Switzerland is arguably the alma mater of continental football. It was from here that the new game started to spread from the UK to mainland Europe at the end of the 19th century. Supposedly Europe's first football club outside the UK was the Lausanne Football and Cricket Club. Later on, the graduates of Switzerland's elite schools brought the game home with them.
Switzerland made it to the round of 16 at the World Cup in 2006, 2014 and 2018, and played in the quarterfinals of Euro 2020.
The team qualified for the tournament with confidence, finishing first in a group that also included Italy, Northern Ireland, Bulgaria and Lithuania. Switzerland had two draws against the Italians and one against Northern Ireland, then won the rest of the matches, conceding just two goals in total.
Just before the start of the 2022 World Cup, Switzerland are 15th in the FIFA rankings.

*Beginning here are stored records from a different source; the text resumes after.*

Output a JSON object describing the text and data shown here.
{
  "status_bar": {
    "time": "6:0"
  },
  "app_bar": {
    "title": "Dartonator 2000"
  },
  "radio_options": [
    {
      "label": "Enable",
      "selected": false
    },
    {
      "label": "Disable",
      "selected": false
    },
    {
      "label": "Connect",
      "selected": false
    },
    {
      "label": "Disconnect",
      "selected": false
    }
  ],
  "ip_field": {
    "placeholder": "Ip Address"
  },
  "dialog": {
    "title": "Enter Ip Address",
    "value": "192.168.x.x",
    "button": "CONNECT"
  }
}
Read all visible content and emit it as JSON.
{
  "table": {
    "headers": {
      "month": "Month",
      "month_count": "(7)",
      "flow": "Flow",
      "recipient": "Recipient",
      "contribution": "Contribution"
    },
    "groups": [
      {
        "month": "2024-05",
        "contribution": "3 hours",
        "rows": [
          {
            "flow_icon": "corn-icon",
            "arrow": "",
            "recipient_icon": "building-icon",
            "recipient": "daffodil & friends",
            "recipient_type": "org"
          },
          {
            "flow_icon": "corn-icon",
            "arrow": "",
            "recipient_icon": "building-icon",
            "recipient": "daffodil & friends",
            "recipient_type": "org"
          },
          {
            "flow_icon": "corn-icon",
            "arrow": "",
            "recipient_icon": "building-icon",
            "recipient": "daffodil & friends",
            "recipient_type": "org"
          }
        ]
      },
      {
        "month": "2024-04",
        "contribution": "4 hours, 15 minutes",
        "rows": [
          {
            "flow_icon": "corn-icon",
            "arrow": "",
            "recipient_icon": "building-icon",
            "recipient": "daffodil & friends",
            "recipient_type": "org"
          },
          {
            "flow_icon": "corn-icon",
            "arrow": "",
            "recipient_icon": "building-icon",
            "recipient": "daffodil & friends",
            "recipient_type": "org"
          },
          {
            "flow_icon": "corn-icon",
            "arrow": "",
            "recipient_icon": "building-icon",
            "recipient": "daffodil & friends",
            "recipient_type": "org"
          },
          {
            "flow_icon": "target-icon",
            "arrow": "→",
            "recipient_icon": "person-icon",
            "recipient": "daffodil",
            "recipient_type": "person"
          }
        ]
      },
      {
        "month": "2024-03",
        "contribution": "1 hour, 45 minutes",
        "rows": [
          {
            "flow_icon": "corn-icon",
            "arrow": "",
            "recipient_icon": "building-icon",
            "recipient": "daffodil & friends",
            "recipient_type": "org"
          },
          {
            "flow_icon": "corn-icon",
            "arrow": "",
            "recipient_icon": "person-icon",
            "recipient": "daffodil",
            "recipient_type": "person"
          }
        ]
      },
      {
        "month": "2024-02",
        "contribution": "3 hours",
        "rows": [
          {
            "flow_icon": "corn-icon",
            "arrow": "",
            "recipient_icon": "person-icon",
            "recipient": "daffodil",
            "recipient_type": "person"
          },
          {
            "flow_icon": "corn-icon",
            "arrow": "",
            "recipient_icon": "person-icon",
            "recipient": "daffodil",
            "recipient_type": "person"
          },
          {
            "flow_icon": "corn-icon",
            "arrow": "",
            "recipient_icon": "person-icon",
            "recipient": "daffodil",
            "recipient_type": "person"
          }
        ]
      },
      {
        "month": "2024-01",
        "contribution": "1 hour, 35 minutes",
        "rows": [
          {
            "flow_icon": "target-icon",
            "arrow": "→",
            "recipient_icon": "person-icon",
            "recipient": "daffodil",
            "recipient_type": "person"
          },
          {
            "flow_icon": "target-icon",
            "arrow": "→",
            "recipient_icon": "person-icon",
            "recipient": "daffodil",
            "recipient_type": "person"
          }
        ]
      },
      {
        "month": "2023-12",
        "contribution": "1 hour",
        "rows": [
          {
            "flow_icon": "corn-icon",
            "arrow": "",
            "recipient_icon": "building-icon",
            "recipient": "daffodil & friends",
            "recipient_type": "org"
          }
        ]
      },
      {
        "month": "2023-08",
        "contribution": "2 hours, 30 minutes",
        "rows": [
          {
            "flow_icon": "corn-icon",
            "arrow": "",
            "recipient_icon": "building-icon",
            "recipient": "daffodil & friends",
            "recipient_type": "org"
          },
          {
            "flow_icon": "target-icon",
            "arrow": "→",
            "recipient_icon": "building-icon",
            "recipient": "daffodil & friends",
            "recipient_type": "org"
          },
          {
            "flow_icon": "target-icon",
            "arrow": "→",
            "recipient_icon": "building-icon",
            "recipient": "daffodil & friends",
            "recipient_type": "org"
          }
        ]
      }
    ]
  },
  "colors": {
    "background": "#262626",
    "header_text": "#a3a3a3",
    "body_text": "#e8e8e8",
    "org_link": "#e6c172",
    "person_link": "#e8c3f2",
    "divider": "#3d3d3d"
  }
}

According to ESPN journalists, midfield duo Granit Xhaka (Arsenal) and Remo Freuler (Nottingham Forest) will play a key role at the World Cup. The vulnerability of Switzerland may be in attack, and it is not a new problem for the team. In past years, the Swiss have lacked forwards with the quality of their midfielders, such as Xherdan Shaqiri and Gökhan Inler.
The experienced Haris Seferovic (Galatasaray), 22-year-old Noah Okafor (Salzburg) and Breel Embolo (Monaco) are claimed for a place in the attack. The former Bayern Munich and Liverpool midfielder Xherdan Shaqiri, 31, who transferred to MLS this season, is likely to be in the starting line-up.

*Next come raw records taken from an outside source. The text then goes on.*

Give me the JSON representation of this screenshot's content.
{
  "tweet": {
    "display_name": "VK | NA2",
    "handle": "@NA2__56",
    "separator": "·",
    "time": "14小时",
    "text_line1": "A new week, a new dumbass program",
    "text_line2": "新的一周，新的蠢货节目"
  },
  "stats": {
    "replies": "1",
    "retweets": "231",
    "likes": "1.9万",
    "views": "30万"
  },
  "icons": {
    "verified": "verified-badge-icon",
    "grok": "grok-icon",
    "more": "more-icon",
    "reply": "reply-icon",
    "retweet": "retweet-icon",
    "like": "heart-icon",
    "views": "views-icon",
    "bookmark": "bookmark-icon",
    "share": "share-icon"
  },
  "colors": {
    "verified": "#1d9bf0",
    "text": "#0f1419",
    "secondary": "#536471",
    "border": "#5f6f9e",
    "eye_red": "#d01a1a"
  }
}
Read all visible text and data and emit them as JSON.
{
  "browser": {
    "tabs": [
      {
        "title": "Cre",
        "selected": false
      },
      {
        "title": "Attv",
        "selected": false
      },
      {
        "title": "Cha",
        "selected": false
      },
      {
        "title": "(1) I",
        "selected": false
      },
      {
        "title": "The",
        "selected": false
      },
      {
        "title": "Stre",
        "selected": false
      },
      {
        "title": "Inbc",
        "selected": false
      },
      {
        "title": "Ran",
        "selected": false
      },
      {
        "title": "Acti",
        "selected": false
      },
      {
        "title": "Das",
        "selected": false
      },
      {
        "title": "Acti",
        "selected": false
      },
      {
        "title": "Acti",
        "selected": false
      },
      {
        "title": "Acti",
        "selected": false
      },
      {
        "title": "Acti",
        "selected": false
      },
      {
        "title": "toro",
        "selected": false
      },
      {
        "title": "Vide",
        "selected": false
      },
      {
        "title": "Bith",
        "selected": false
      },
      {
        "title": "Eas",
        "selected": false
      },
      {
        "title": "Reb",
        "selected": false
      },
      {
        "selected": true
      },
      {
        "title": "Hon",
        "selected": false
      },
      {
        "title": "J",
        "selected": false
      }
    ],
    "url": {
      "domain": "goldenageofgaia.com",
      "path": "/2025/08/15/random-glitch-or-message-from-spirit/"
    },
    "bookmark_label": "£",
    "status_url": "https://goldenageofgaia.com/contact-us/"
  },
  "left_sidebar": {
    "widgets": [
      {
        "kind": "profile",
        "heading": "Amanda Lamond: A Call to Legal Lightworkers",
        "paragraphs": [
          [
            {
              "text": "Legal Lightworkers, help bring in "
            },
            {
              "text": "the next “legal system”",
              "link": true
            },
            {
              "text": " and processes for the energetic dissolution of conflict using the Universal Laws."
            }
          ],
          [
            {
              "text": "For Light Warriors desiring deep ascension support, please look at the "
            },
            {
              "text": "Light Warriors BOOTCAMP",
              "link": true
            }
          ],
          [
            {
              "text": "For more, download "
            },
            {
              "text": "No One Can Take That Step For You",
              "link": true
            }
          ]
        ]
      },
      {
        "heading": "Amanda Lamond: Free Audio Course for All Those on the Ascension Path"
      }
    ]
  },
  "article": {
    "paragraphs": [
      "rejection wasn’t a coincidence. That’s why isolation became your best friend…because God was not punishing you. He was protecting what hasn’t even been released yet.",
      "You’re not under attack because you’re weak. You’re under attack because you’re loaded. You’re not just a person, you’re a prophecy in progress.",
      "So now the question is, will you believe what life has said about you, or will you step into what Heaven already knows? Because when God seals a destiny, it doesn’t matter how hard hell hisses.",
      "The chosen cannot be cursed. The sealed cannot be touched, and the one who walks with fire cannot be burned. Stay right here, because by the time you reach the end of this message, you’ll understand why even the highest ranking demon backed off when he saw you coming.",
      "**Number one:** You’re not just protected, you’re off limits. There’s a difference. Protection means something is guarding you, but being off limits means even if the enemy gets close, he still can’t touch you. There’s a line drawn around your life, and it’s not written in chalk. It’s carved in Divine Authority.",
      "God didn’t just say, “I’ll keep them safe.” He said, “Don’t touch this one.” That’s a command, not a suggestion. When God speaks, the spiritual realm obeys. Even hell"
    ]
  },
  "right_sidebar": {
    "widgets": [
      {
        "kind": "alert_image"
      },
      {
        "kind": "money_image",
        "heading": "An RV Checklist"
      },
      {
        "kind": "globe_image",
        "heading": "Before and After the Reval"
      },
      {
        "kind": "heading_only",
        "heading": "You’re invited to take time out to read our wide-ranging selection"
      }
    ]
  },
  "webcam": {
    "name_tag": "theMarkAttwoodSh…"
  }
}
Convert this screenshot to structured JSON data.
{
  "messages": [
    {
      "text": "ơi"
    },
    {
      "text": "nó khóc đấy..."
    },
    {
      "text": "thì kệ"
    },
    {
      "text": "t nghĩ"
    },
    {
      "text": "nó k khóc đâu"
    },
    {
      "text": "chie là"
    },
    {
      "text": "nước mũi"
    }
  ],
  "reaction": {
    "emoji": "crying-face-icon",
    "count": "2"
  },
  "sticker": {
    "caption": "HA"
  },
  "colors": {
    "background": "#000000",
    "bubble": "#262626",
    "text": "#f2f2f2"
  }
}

Switzerland have a strong group, with Brazil, who are the main favourites to win the World Cup, Serbia and Cameroon.
It will be extremely difficult to take any points from the Brazilians, so Switzerland should rely on beating Serbia first. The bookmakers estimate the chances that Brazil will advance to the playoffs as almost 100%, while the Swiss and Serbs are around 50%, but the Swiss have a slightly higher chance.
Switzerland are lucky to start the tournament with a match against Cameroon and can get 3 points and an emotional boost straight away. Cameroon failed to qualify for the 2018 World Cup and lost all three matches in the group stage in 2014. According to bookmakers, the Africans' chances of qualifying for the round of 16 are below 25%.
The match between Serbia and Switzerland will be the last game in the group and is likely to decide who will play in the playoffs.